been quite sick this week.
Miss Mabel Rand spent Saturday night
and Sunday with her parents on Big
NORTH SHOSHONE NEWS
A huntink party consisting of A. L.
Butler. Lester Gannon. Lee Geh ring. Char*
lie Jones and Ghas. Butler, went up into
the Cane Horn country after hear an«l
deer. They were unfortunate and had to
come home without their meat. But
they were not the only party returning
without game. R. Warren and sons had
the same luck.
The people of the North Shoshone dis
trict are sorry to hear that Joe Spreng
er has been nursing a very sore arm due
drill for some time,
vaccination caused a breaking out on his
arm, later it became inflamed. He has
had it lanced three times and let us
He lias been unable to
It seems as if the
hope that it will improve rapidly
that he will soon be ready for drilling
The boys of School District 29 think
it is rather tough that they must sit
quietly in their seats and not whisper.
The talk given by Lieut. Snuthin at
the Grange hall was very interesting and
confirmed our ideas of German cruelty.
The meeting w-as well attended and the
liberty loan was considerably strength
Some of the farmers
ened as a result,
mav have to dip rather deep in their
noekets for the loan but like good Amer
s they do it cheerfully and willingly.
But after all it is only a slight incon
venience now to he a great help later on,
for we get it all back and a good interest
besides. And they will meet with a smile
anv other loan that comes.
Mrs. W. J. Peek has gone to Grand
Junction, Colorado, where she will visit
with her daughter. Mrs. Fred Scott.
A. D. Silva has gone east with hi3
Mr. Furniss had the misfortune to have
a fire start in his wood pile while he
was away from, home and it completely
ruined a new Winona wagon, several
loads of wood and badly damaged a cellar
YOUR CHRISTMAS PARCELS.
In another place is found detailed in

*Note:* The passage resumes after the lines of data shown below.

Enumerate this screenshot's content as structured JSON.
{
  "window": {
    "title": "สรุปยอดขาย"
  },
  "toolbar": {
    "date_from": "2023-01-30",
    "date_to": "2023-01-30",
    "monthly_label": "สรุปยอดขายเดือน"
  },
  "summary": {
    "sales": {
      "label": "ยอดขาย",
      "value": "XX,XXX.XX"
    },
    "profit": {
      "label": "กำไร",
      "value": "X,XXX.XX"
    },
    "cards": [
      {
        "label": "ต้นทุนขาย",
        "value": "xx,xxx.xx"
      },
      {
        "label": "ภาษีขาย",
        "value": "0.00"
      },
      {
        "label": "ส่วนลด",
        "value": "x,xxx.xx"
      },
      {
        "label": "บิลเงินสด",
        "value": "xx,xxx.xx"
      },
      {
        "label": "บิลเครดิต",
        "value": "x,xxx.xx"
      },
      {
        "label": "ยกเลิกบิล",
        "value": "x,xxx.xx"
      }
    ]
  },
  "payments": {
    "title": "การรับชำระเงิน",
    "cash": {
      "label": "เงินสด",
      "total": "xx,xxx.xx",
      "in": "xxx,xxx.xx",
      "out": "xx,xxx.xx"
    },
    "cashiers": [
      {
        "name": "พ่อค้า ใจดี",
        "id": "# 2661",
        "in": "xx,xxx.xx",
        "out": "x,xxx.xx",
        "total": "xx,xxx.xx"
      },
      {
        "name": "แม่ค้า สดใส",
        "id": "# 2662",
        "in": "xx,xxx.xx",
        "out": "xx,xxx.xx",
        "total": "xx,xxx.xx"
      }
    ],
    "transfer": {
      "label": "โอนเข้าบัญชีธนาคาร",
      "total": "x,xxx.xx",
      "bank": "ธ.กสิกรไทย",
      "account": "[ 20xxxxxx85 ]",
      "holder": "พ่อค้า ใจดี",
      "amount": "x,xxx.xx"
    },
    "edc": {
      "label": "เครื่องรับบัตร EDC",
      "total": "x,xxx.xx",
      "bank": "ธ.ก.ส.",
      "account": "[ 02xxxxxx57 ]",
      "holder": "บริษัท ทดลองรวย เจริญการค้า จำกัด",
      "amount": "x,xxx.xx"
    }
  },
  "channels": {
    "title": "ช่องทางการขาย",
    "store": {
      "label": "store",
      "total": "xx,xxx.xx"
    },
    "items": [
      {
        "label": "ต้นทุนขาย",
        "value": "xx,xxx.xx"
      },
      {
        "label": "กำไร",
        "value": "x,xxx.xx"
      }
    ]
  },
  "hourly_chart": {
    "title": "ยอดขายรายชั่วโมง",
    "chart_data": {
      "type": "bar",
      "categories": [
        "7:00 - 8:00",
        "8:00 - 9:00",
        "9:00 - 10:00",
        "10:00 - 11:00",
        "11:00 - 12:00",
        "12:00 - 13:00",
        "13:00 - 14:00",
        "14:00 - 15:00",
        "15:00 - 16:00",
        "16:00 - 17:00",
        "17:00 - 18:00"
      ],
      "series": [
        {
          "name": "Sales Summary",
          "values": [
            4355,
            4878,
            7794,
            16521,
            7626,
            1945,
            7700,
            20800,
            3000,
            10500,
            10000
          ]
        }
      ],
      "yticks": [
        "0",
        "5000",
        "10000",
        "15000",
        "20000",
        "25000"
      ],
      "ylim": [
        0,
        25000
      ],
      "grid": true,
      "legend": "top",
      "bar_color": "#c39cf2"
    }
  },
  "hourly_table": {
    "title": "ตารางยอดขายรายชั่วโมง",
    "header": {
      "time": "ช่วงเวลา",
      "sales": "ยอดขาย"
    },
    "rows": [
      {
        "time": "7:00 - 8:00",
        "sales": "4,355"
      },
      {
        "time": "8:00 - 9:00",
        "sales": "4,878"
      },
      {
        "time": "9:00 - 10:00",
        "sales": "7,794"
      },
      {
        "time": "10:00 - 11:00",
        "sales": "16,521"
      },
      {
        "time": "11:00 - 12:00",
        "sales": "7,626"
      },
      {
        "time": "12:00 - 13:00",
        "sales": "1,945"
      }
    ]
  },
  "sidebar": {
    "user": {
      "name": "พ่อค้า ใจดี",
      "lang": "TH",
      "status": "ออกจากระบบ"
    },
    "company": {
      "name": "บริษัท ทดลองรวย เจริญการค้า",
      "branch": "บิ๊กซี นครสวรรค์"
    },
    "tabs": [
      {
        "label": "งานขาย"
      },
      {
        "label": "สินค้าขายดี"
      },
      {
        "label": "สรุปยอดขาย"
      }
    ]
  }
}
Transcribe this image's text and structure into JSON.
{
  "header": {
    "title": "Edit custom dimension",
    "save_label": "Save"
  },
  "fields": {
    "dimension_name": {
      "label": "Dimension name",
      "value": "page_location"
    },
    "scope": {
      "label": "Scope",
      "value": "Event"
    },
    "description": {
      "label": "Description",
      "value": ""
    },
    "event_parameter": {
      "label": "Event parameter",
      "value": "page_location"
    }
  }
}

structions as to how to proceed to send
Christmas presents to the boys overseas.
If you get your present there you will
have to act quick.
xml | txt